_GOAL OF THE EXERCISE_:
Each entry below is to be reproduced exactly, though any pictures it holds must be omitted.

_TASK INPUT_:
--

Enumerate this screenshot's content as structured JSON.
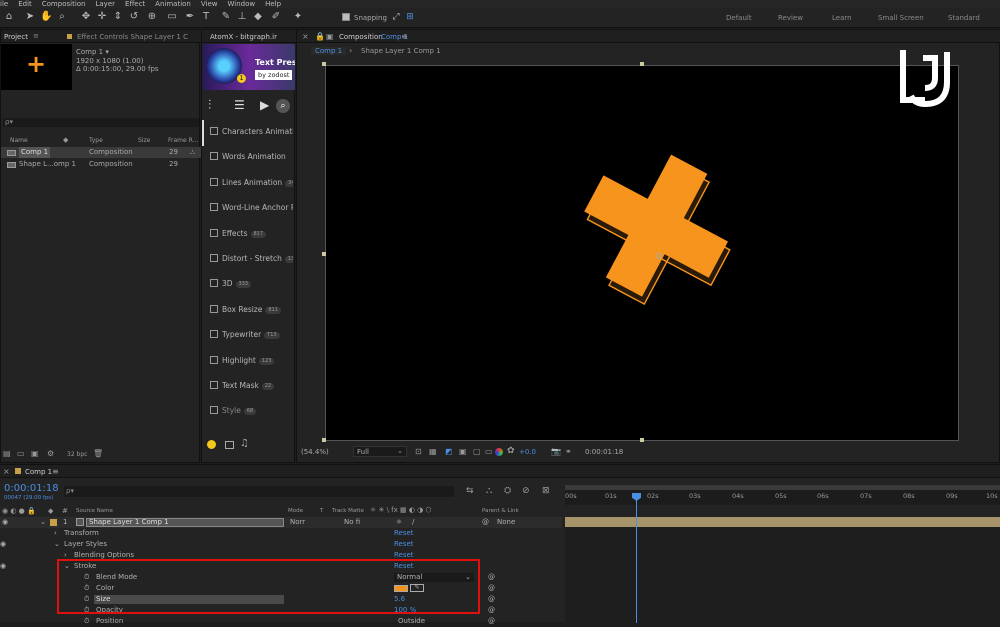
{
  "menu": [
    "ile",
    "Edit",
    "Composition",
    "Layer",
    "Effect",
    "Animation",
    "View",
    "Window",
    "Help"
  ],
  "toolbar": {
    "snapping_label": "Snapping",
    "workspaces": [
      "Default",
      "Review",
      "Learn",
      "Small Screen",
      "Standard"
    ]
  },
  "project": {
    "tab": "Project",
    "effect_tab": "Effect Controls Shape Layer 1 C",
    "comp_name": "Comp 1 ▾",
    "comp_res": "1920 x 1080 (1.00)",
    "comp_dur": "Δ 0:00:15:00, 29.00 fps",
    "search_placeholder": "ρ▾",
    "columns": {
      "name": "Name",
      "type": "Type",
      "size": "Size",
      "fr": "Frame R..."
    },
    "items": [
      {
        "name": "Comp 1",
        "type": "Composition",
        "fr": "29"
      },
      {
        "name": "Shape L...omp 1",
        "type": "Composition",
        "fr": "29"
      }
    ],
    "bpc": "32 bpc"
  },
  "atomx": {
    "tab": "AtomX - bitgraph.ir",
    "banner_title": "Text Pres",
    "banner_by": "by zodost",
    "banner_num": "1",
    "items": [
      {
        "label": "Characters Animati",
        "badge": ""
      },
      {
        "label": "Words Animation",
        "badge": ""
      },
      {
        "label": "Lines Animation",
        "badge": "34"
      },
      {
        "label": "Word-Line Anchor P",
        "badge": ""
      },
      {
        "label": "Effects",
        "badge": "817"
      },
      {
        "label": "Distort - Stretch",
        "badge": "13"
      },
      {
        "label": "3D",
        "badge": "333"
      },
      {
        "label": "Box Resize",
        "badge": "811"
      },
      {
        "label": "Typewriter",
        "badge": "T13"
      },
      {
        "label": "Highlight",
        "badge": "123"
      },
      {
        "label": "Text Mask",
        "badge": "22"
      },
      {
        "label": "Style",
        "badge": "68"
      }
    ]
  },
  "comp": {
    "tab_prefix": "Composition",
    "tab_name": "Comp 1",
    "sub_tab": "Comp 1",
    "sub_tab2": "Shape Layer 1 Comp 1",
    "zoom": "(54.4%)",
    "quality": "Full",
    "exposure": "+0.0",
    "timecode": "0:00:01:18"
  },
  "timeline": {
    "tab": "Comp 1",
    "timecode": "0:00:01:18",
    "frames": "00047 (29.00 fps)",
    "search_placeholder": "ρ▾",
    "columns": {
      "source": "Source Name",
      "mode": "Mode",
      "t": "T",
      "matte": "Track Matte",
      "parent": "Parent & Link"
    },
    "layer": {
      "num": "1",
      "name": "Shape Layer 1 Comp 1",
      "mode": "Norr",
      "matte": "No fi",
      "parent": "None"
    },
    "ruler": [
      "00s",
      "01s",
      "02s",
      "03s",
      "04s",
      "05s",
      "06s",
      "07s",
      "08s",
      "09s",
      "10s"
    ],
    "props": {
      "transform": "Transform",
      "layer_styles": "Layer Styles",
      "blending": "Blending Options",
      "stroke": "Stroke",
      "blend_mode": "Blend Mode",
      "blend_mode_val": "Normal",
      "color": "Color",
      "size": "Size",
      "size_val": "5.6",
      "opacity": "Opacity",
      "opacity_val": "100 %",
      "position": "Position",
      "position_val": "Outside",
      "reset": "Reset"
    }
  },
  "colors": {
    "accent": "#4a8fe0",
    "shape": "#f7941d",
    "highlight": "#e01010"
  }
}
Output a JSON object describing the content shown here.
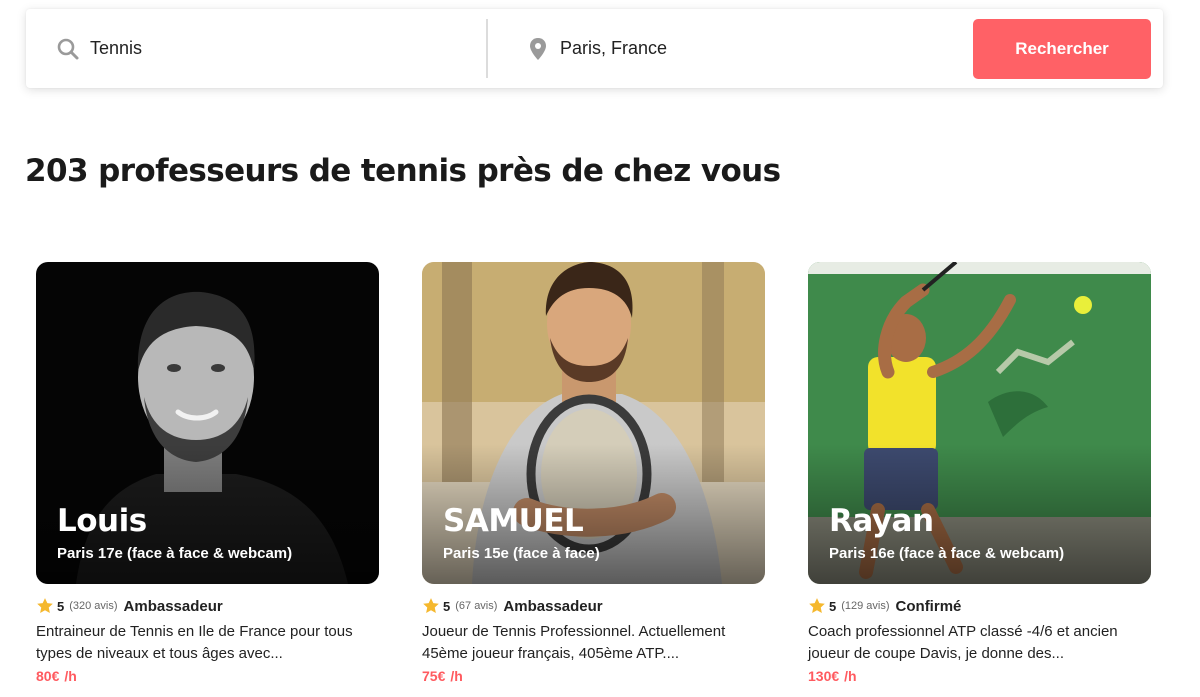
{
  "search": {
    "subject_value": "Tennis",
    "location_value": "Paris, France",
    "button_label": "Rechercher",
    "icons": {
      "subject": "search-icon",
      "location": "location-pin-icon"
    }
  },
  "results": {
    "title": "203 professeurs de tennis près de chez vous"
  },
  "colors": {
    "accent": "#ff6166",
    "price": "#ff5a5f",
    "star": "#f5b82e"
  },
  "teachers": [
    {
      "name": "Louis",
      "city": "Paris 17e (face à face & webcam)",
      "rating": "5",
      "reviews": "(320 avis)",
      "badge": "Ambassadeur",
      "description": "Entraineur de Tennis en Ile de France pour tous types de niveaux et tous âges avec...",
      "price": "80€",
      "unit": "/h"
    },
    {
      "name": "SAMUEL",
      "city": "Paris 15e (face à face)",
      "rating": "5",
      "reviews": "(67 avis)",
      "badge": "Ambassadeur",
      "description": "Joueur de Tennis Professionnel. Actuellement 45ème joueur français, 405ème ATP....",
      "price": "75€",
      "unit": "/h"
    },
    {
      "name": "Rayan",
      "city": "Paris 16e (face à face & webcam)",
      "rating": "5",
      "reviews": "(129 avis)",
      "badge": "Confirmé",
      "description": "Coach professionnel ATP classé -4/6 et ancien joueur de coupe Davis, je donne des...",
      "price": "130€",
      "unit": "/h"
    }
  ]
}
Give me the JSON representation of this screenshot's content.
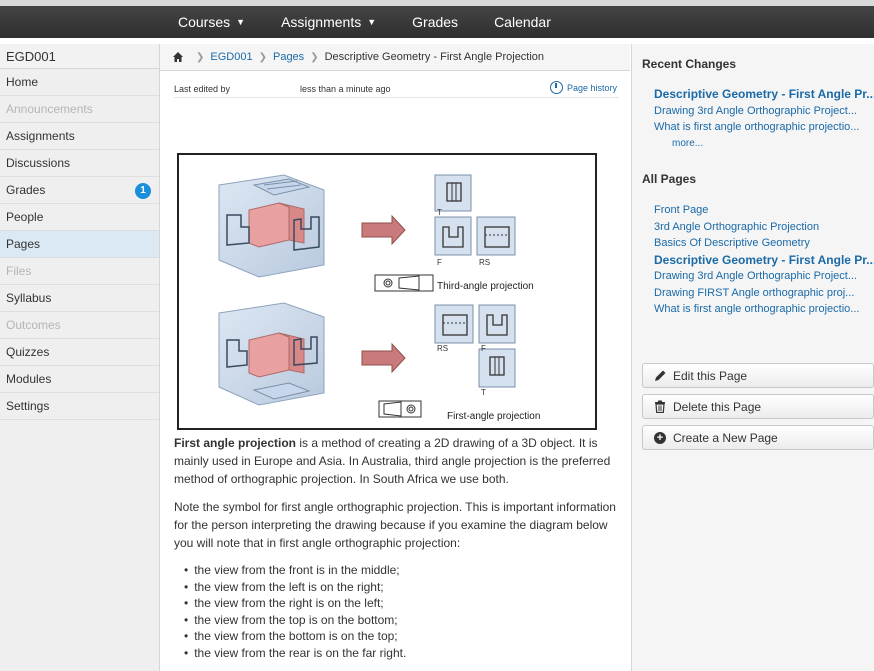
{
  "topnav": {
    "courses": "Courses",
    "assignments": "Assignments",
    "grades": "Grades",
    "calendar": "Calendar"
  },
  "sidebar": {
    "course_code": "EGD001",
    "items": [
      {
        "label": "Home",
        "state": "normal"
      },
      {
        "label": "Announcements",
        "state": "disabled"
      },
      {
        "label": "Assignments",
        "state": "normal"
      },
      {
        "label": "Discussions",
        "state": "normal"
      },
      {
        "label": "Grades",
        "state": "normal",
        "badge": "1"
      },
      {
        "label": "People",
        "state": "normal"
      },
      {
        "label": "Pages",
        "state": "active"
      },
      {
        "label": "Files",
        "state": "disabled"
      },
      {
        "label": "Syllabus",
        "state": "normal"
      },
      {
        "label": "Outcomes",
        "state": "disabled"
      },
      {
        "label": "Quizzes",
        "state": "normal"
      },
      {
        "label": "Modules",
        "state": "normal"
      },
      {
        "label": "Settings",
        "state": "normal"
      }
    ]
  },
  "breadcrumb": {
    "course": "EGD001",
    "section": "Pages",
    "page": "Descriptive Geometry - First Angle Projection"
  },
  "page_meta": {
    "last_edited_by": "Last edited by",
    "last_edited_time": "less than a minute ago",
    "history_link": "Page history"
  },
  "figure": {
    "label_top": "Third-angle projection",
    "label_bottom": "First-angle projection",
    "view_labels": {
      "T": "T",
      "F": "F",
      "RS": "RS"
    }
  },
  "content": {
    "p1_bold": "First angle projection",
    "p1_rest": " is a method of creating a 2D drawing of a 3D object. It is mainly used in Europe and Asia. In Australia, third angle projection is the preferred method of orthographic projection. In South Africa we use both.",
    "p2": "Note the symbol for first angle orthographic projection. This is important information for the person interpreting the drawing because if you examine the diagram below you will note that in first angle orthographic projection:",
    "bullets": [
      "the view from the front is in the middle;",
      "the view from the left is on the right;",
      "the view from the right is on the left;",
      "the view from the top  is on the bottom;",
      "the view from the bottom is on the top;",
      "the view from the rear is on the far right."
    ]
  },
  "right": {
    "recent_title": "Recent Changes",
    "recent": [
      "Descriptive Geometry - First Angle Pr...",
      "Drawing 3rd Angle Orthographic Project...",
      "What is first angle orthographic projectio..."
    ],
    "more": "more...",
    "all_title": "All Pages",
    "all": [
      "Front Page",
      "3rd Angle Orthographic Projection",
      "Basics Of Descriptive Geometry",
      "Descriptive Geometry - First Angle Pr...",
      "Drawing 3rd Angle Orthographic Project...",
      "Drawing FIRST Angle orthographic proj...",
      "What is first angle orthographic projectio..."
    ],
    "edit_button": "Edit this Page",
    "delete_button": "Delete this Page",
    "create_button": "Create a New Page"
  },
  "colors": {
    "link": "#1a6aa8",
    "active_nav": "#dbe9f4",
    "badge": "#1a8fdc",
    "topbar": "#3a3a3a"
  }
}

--

_ANSWER TO THE PROBLEM_:
Enumerate this screenshot's content as structured JSON.
{
  "menu": [
    "ile",
    "Edit",
    "Composition",
    "Layer",
    "Effect",
    "Animation",
    "View",
    "Window",
    "Help"
  ],
  "toolbar": {
    "snapping_label": "Snapping",
    "workspaces": [
      "Default",
      "Review",
      "Learn",
      "Small Screen",
      "Standard"
    ]
  },
  "project": {
    "tab": "Project",
    "effect_tab": "Effect Controls Shape Layer 1 C",
    "comp_name": "Comp 1 ▾",
    "comp_res": "1920 x 1080 (1.00)",
    "comp_dur": "Δ 0:00:15:00, 29.00 fps",
    "search_placeholder": "ρ▾",
    "columns": {
      "name": "Name",
      "type": "Type",
      "size": "Size",
      "fr": "Frame R..."
    },
    "items": [
      {
        "name": "Comp 1",
        "type": "Composition",
        "fr": "29"
      },
      {
        "name": "Shape L...omp 1",
        "type": "Composition",
        "fr": "29"
      }
    ],
    "bpc": "32 bpc"
  },
  "atomx": {
    "tab": "AtomX - bitgraph.ir",
    "banner_title": "Text Pres",
    "banner_by": "by zodost",
    "banner_num": "1",
    "items": [
      {
        "label": "Characters Animati",
        "badge": ""
      },
      {
        "label": "Words Animation",
        "badge": ""
      },
      {
        "label": "Lines Animation",
        "badge": "34"
      },
      {
        "label": "Word-Line Anchor P",
        "badge": ""
      },
      {
        "label": "Effects",
        "badge": "817"
      },
      {
        "label": "Distort - Stretch",
        "badge": "13"
      },
      {
        "label": "3D",
        "badge": "333"
      },
      {
        "label": "Box Resize",
        "badge": "811"
      },
      {
        "label": "Typewriter",
        "badge": "T13"
      },
      {
        "label": "Highlight",
        "badge": "123"
      },
      {
        "label": "Text Mask",
        "badge": "22"
      },
      {
        "label": "Style",
        "badge": "68"
      }
    ]
  },
  "comp": {
    "tab_prefix": "Composition",
    "tab_name": "Comp 1",
    "sub_tab": "Comp 1",
    "sub_tab2": "Shape Layer 1 Comp 1",
    "zoom": "(54.4%)",
    "quality": "Full",
    "exposure": "+0.0",
    "timecode": "0:00:01:18"
  },
  "timeline": {
    "tab": "Comp 1",
    "timecode": "0:00:01:18",
    "frames": "00047 (29.00 fps)",
    "search_placeholder": "ρ▾",
    "columns": {
      "source": "Source Name",
      "mode": "Mode",
      "t": "T",
      "matte": "Track Matte",
      "parent": "Parent & Link"
    },
    "layer": {
      "num": "1",
      "name": "Shape Layer 1 Comp 1",
      "mode": "Norr",
      "matte": "No fi",
      "parent": "None"
    },
    "ruler": [
      "00s",
      "01s",
      "02s",
      "03s",
      "04s",
      "05s",
      "06s",
      "07s",
      "08s",
      "09s",
      "10s"
    ],
    "props": {
      "transform": "Transform",
      "layer_styles": "Layer Styles",
      "blending": "Blending Options",
      "stroke": "Stroke",
      "blend_mode": "Blend Mode",
      "blend_mode_val": "Normal",
      "color": "Color",
      "size": "Size",
      "size_val": "5.6",
      "opacity": "Opacity",
      "opacity_val": "100 %",
      "position": "Position",
      "position_val": "Outside",
      "reset": "Reset"
    }
  },
  "colors": {
    "accent": "#4a8fe0",
    "shape": "#f7941d",
    "highlight": "#e01010"
  }
}
Output a JSON object describing the content shown here.
{
  "search": {
    "subject_value": "Tennis",
    "location_value": "Paris, France",
    "button_label": "Rechercher",
    "icons": {
      "subject": "search-icon",
      "location": "location-pin-icon"
    }
  },
  "results": {
    "title": "203 professeurs de tennis près de chez vous"
  },
  "colors": {
    "accent": "#ff6166",
    "price": "#ff5a5f",
    "star": "#f5b82e"
  },
  "teachers": [
    {
      "name": "Louis",
      "city": "Paris 17e (face à face & webcam)",
      "rating": "5",
      "reviews": "(320 avis)",
      "badge": "Ambassadeur",
      "description": "Entraineur de Tennis en Ile de France pour tous types de niveaux et tous âges avec...",
      "price": "80€",
      "unit": "/h"
    },
    {
      "name": "SAMUEL",
      "city": "Paris 15e (face à face)",
      "rating": "5",
      "reviews": "(67 avis)",
      "badge": "Ambassadeur",
      "description": "Joueur de Tennis Professionnel. Actuellement 45ème joueur français, 405ème ATP....",
      "price": "75€",
      "unit": "/h"
    },
    {
      "name": "Rayan",
      "city": "Paris 16e (face à face & webcam)",
      "rating": "5",
      "reviews": "(129 avis)",
      "badge": "Confirmé",
      "description": "Coach professionnel ATP classé -4/6 et ancien joueur de coupe Davis, je donne des...",
      "price": "130€",
      "unit": "/h"
    }
  ]
}
Give me the JSON representation of this screenshot's content.
{
  "topnav": {
    "courses": "Courses",
    "assignments": "Assignments",
    "grades": "Grades",
    "calendar": "Calendar"
  },
  "sidebar": {
    "course_code": "EGD001",
    "items": [
      {
        "label": "Home",
        "state": "normal"
      },
      {
        "label": "Announcements",
        "state": "disabled"
      },
      {
        "label": "Assignments",
        "state": "normal"
      },
      {
        "label": "Discussions",
        "state": "normal"
      },
      {
        "label": "Grades",
        "state": "normal",
        "badge": "1"
      },
      {
        "label": "People",
        "state": "normal"
      },
      {
        "label": "Pages",
        "state": "active"
      },
      {
        "label": "Files",
        "state": "disabled"
      },
      {
        "label": "Syllabus",
        "state": "normal"
      },
      {
        "label": "Outcomes",
        "state": "disabled"
      },
      {
        "label": "Quizzes",
        "state": "normal"
      },
      {
        "label": "Modules",
        "state": "normal"
      },
      {
        "label": "Settings",
        "state": "normal"
      }
    ]
  },
  "breadcrumb": {
    "course": "EGD001",
    "section": "Pages",
    "page": "Descriptive Geometry - First Angle Projection"
  },
  "page_meta": {
    "last_edited_by": "Last edited by",
    "last_edited_time": "less than a minute ago",
    "history_link": "Page history"
  },
  "figure": {
    "label_top": "Third-angle projection",
    "label_bottom": "First-angle projection",
    "view_labels": {
      "T": "T",
      "F": "F",
      "RS": "RS"
    }
  },
  "content": {
    "p1_bold": "First angle projection",
    "p1_rest": " is a method of creating a 2D drawing of a 3D object. It is mainly used in Europe and Asia. In Australia, third angle projection is the preferred method of orthographic projection. In South Africa we use both.",
    "p2": "Note the symbol for first angle orthographic projection. This is important information for the person interpreting the drawing because if you examine the diagram below you will note that in first angle orthographic projection:",
    "bullets": [
      "the view from the front is in the middle;",
      "the view from the left is on the right;",
      "the view from the right is on the left;",
      "the view from the top  is on the bottom;",
      "the view from the bottom is on the top;",
      "the view from the rear is on the far right."
    ]
  },
  "right": {
    "recent_title": "Recent Changes",
    "recent": [
      "Descriptive Geometry - First Angle Pr...",
      "Drawing 3rd Angle Orthographic Project...",
      "What is first angle orthographic projectio..."
    ],
    "more": "more...",
    "all_title": "All Pages",
    "all": [
      "Front Page",
      "3rd Angle Orthographic Projection",
      "Basics Of Descriptive Geometry",
      "Descriptive Geometry - First Angle Pr...",
      "Drawing 3rd Angle Orthographic Project...",
      "Drawing FIRST Angle orthographic proj...",
      "What is first angle orthographic projectio..."
    ],
    "edit_button": "Edit this Page",
    "delete_button": "Delete this Page",
    "create_button": "Create a New Page"
  },
  "colors": {
    "link": "#1a6aa8",
    "active_nav": "#dbe9f4",
    "badge": "#1a8fdc",
    "topbar": "#3a3a3a"
  }
}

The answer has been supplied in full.